(WHAT YOU HAVE TO DO) From the entries below, copy every line that holds the word "screenshot".

--- LISTED ENTRIES ---

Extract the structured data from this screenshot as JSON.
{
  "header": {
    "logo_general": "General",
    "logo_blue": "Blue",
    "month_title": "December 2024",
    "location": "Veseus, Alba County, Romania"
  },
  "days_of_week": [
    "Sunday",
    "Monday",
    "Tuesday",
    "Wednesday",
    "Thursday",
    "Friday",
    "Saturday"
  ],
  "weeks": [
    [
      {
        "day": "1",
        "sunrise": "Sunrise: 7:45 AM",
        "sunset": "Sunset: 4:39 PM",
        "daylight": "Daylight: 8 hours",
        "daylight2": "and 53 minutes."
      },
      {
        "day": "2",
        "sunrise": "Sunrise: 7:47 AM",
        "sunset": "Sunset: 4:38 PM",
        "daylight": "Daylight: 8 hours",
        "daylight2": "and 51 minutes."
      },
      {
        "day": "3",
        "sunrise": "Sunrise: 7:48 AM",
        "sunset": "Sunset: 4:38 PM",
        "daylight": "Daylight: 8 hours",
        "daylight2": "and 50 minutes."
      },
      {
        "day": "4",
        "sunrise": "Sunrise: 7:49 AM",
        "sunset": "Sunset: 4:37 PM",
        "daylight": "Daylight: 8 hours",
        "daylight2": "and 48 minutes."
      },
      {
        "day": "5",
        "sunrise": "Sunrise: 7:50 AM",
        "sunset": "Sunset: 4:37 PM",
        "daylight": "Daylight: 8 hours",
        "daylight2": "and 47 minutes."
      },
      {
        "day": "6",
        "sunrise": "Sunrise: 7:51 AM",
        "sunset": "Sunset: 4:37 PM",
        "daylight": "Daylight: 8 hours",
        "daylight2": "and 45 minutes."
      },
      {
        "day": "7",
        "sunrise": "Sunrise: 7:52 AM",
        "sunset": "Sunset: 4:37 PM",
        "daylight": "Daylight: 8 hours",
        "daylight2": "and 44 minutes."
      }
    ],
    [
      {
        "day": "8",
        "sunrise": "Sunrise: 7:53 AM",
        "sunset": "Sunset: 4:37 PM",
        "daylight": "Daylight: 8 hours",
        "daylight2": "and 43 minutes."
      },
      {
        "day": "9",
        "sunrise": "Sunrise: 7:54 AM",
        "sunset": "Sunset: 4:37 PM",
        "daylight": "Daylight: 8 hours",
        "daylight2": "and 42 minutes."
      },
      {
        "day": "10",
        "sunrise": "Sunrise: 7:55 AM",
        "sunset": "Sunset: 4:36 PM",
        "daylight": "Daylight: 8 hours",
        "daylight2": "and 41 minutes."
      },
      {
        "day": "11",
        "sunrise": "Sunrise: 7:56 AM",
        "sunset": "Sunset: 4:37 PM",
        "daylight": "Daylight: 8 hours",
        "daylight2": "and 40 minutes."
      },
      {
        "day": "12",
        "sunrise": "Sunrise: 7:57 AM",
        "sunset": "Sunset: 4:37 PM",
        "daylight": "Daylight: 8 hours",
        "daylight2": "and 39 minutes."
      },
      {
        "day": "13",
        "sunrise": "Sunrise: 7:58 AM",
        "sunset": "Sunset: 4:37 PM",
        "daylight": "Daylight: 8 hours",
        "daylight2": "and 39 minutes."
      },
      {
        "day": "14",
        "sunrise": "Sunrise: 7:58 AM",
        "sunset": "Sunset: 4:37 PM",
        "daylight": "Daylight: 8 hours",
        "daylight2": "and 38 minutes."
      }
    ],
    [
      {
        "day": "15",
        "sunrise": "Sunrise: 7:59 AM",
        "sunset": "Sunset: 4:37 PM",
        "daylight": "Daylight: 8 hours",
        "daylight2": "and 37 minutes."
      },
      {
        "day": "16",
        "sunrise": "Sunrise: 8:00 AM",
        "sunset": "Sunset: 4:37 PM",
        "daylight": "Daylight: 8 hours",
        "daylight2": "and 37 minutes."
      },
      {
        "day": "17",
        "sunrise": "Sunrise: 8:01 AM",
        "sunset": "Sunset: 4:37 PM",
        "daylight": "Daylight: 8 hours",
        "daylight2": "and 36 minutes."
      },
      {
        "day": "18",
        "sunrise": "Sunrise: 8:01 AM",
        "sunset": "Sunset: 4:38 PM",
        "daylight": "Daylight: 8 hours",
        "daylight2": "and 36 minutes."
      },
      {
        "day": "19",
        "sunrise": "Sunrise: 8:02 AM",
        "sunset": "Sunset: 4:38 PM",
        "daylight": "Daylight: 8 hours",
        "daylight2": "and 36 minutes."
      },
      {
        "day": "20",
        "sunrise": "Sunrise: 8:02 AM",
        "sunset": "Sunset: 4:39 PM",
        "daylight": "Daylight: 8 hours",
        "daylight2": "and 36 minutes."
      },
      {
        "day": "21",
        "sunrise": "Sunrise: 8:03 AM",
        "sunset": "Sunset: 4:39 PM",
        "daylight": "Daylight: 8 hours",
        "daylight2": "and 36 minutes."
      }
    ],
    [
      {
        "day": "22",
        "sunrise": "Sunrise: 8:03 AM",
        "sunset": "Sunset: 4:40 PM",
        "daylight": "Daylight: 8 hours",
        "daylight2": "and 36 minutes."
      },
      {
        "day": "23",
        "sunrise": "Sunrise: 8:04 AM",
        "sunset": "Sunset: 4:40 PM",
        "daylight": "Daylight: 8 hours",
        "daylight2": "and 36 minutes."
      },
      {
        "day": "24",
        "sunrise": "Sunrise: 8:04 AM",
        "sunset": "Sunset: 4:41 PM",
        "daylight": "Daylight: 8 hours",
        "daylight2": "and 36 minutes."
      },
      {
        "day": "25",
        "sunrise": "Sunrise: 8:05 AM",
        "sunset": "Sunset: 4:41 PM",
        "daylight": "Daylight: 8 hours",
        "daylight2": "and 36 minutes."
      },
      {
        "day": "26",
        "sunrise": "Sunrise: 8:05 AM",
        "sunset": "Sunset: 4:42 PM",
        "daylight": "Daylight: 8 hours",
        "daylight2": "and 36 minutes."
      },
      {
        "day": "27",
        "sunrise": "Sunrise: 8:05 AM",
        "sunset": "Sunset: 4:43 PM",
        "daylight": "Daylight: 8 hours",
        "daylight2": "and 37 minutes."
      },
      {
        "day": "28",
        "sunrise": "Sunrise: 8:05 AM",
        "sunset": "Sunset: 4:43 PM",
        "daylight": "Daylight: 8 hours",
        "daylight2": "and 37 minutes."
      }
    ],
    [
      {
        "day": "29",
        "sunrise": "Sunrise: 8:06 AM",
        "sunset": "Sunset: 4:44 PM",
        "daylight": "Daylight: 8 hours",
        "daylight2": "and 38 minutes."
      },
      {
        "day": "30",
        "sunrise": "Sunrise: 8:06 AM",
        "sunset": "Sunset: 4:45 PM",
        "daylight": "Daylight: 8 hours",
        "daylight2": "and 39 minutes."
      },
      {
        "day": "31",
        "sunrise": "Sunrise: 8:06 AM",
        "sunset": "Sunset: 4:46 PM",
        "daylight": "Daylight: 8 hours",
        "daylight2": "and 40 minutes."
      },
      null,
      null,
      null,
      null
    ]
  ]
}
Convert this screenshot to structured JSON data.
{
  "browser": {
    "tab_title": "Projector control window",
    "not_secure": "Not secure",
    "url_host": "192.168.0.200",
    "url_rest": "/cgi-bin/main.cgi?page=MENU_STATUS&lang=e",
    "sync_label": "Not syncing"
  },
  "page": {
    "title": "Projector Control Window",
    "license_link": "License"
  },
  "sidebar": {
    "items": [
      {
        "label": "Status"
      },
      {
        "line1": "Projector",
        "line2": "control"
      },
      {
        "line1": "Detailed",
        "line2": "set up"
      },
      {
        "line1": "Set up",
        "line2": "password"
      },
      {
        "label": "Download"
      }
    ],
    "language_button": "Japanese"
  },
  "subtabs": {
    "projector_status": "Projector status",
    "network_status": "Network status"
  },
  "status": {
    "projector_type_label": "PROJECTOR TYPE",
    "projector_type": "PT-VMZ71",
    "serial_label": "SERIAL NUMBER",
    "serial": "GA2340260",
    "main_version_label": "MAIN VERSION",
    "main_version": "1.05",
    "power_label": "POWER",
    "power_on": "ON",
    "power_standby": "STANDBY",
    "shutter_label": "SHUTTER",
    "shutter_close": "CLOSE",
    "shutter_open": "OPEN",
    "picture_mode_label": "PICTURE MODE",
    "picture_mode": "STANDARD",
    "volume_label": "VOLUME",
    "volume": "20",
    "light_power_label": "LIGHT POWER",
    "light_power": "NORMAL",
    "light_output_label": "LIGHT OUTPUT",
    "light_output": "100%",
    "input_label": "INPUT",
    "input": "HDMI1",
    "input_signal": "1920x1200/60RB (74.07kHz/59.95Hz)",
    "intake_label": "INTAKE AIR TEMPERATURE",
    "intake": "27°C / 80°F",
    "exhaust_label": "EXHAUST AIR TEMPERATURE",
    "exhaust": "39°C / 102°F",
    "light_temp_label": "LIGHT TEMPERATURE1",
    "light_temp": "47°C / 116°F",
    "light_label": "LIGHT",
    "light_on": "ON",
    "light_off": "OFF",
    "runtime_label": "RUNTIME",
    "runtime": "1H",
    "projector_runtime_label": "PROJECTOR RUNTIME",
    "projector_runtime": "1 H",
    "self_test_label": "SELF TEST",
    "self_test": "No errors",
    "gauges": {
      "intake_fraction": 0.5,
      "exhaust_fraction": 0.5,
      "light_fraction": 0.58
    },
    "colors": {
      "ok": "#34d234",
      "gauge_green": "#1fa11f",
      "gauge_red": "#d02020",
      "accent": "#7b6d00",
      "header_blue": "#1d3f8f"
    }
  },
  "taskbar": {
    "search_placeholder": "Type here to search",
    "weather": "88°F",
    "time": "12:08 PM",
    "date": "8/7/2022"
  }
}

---

(OUTPUT BELOW)
Extract the structured data from this screenshot as JSON.
Convert this screenshot to structured JSON data.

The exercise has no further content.